Kurichiya – an ethnic minor community of Kerala is well known for their honesty, bravery, health, happiness, and sustainable life styles. A famous saying among them is that “Vakinu Sathyam Ooninu Krithyam” which means, be honest to the promise given and be punctual to food. They produce diverse foods together by taking advantage of the seasons and land and water terrains, and eat together diverse diets in prescribed timings. People who slip the set timings have to lose their food!
Being a landholding tribal community with a nature caring tradition, they conserve diverse plant and animal genetic resources in food production bot on-farm and off-farm. Both men and women hold enormous knowledge and experiences to manage the food production system in a sustainable and healthy way. The Kurichiya community enjoys high longevity and prosperity compared to other ethnic communities and even to certain extent the mainstream communities without practically no dependance on modern system of medicine and health practices.
The choice of food and the way of production and consumption of such foods make Kurichiya different from other communities. As a tradition they avoid buying food except salt and sugar from market or eating from outside home, and eating together and on correct time. The food plate of average Kurichiya family consist mostly brown rice, or ragi (in the past) as the main staple along with a plenty of leafy greens, vegetables and tubers, and occasionally game meat and fish (Aiyapan and Mahadevan 2003).

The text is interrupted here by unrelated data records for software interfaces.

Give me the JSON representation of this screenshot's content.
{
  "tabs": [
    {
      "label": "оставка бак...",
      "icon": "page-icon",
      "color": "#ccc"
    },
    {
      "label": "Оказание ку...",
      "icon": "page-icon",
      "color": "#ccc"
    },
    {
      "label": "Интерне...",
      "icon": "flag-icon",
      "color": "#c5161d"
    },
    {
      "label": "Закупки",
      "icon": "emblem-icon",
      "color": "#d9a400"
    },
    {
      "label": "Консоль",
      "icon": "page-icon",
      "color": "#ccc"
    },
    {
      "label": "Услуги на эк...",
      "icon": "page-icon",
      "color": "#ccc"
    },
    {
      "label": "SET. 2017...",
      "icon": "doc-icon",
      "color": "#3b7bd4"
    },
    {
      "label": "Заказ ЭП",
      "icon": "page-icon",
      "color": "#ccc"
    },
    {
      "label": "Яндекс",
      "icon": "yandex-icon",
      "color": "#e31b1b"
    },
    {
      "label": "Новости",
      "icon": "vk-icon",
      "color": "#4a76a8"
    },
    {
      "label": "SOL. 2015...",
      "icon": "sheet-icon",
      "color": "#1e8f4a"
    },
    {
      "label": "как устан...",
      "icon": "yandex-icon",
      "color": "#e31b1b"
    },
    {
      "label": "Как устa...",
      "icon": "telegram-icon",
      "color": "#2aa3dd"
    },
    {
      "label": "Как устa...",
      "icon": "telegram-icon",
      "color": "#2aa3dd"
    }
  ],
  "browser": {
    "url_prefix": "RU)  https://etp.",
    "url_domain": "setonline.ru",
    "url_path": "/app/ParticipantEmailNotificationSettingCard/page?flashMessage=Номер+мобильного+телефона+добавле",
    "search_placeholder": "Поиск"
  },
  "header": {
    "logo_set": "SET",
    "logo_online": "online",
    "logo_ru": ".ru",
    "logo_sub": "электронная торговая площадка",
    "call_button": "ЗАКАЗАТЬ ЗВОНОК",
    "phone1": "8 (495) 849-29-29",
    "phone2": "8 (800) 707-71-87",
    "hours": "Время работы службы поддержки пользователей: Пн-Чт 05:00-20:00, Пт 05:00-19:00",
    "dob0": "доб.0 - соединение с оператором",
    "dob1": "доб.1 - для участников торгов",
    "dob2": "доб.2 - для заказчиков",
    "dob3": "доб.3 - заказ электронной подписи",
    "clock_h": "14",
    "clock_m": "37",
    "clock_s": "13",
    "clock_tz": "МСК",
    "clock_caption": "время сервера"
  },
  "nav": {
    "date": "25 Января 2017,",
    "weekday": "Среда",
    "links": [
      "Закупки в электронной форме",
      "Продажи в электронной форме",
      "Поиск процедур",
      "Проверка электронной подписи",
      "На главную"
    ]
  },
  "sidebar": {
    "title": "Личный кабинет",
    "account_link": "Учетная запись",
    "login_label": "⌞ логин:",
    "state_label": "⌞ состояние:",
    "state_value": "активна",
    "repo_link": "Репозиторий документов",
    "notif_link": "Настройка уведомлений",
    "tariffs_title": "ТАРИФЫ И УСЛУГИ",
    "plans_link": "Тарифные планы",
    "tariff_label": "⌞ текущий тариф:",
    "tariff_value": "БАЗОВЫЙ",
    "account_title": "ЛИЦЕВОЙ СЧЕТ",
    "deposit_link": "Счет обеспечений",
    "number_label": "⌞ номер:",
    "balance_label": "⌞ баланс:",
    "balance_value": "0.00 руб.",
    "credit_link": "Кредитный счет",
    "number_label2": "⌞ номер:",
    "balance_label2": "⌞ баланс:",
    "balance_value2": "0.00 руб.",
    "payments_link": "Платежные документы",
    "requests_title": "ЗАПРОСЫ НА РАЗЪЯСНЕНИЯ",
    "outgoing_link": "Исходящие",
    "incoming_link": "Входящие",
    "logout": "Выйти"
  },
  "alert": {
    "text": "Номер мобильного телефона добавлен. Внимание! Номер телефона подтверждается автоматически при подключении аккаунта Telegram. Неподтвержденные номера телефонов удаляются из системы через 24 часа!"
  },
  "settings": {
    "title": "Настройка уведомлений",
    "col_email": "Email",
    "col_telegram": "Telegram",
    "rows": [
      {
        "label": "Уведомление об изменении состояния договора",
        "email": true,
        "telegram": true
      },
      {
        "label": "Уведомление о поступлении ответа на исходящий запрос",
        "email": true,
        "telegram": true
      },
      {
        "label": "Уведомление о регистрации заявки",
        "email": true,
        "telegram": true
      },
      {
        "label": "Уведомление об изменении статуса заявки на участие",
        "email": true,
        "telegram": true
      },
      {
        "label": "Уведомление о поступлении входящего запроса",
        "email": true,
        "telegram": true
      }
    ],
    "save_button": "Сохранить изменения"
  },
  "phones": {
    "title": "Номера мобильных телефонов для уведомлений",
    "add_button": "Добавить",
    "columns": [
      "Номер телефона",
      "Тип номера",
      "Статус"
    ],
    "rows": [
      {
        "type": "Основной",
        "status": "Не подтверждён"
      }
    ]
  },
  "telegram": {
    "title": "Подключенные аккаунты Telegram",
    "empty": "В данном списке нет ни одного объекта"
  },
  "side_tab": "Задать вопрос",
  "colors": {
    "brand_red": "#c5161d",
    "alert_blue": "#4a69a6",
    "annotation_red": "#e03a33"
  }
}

MSSBG has documented this diversity at different intervals -between 1997-2000 (Vedavally & Anil ); 2005-2010 (Ratheesh Narayan & Anil); and 2016-2020 (Suma Vishnudas ) and found that there is a sharp decline in production and consumption of diverse foods. The Garden has now engaged in reviving the traditional food basket of this community by organizing conservation, seed production and distribution of the “lost crop varieties and species”.
Agricultural Heritage of Kurichiya Community:
Kurichiya follows a shifting cultivation and cereals like Maize, Thina and Ragi was common in their food basket. A unique maize variety ‘Manicholam’ is still one among the most preferred cereal in this community. Rice is an integral part of the life and culture of the Kurichiyas. They conserve and cultivate a number of traditional rice varieties, most of them are native to Wayanad. Few rice varieties such as Veliyan, Chennellu, Thondi and Gandhakasala are commonly cultivated at Wayanad by the farmers now.
Dietary habit of Kurichiya community
The food basket of Kurichiya is rich with varieties of plants and animals. Years back they used to cultivate minor millets such as Muthari, Ragi and Thina very commonly. Special upland rice called “Karuthan” was also cultivated during that time. They had a huge stock of milching animals and with this they could meet the need of curd, butter and ghee. Hunting was also prevalent once, as there was no restriction to access to the forest. Wild pig was the best and delicious meat of Kurichiya community. This meat was indispensable for any kind of community feast.
Taboos followed by Kurichiya community in collection and consumption of dietary items
Kurichiya never prefer to eat “Bull” (beef) meat as it is an integral part of their agricultural operations. Therefore, they offer utmost admiration to buffalos, at the end of a season. While closing all the agricultural operations particularly, rice field activities, they rub ghee on the forehead of bulls and buffaloes and medicine to cure their wounds occurred owing to continuous ploughing and they pour water on them. Kurichiya avoided crow, vulture meat in their diet as they are scavenger birds.
Source of water during hunting
During hunting they make use of Bamboo, Maruthuvellam and Athivellam to satisfy the thirst. Similarly, a wild climber Panivalli (Derris scandens) was also used for the same purpose. Palm toddy is still one of the beverages they consume and their community is skilled in palm toddy tapping methods. They use a set of roots as catalysts for the fermentation of toddy which includes roots of Areca nut (Areca catechu), Nenthravalli (Bridelia scandens), and bark of Konnamaram (Cassia fistula) and the root of Manipullu (Pennisetum hohenackeri Hochst).
Vipin Das, T Raveendran